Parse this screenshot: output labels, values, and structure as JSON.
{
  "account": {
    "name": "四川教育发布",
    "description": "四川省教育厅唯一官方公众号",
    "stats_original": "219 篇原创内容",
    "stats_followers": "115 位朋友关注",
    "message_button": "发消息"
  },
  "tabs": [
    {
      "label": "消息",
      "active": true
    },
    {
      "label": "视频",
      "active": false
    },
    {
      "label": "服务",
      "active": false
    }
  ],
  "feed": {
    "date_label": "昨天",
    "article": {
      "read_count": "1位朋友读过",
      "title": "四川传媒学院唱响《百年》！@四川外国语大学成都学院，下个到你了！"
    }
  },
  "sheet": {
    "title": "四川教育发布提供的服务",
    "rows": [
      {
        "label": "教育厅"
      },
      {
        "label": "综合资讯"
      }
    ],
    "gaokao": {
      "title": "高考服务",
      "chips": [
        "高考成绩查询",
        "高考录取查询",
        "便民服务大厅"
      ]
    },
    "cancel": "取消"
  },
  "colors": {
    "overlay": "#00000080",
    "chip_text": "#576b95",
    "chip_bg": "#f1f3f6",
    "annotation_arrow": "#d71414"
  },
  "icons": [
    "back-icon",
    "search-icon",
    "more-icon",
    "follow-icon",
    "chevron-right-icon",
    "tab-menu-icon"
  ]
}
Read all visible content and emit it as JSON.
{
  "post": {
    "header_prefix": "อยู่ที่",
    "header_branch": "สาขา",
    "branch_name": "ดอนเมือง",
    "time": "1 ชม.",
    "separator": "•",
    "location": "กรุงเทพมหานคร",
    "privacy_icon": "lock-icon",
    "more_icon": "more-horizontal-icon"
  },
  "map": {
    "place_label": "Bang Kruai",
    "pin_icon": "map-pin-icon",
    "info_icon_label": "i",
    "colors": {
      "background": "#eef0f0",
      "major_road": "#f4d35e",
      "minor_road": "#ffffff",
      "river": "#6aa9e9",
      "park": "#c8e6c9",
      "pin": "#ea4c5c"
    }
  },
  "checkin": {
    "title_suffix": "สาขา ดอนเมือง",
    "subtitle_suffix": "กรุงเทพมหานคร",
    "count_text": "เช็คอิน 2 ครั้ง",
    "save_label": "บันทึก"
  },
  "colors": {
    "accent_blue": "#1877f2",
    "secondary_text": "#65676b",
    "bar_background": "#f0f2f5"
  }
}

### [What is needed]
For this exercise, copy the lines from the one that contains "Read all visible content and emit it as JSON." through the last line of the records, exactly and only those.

### [Completed task]
Read all visible content and emit it as JSON.
{
  "post": {
    "header_prefix": "อยู่ที่",
    "header_branch": "สาขา",
    "branch_name": "ดอนเมือง",
    "time": "1 ชม.",
    "separator": "•",
    "location": "กรุงเทพมหานคร",
    "privacy_icon": "lock-icon",
    "more_icon": "more-horizontal-icon"
  },
  "map": {
    "place_label": "Bang Kruai",
    "pin_icon": "map-pin-icon",
    "info_icon_label": "i",
    "colors": {
      "background": "#eef0f0",
      "major_road": "#f4d35e",
      "minor_road": "#ffffff",
      "river": "#6aa9e9",
      "park": "#c8e6c9",
      "pin": "#ea4c5c"
    }
  },
  "checkin": {
    "title_suffix": "สาขา ดอนเมือง",
    "subtitle_suffix": "กรุงเทพมหานคร",
    "count_text": "เช็คอิน 2 ครั้ง",
    "save_label": "บันทึก"
  },
  "colors": {
    "accent_blue": "#1877f2",
    "secondary_text": "#65676b",
    "bar_background": "#f0f2f5"
  }
}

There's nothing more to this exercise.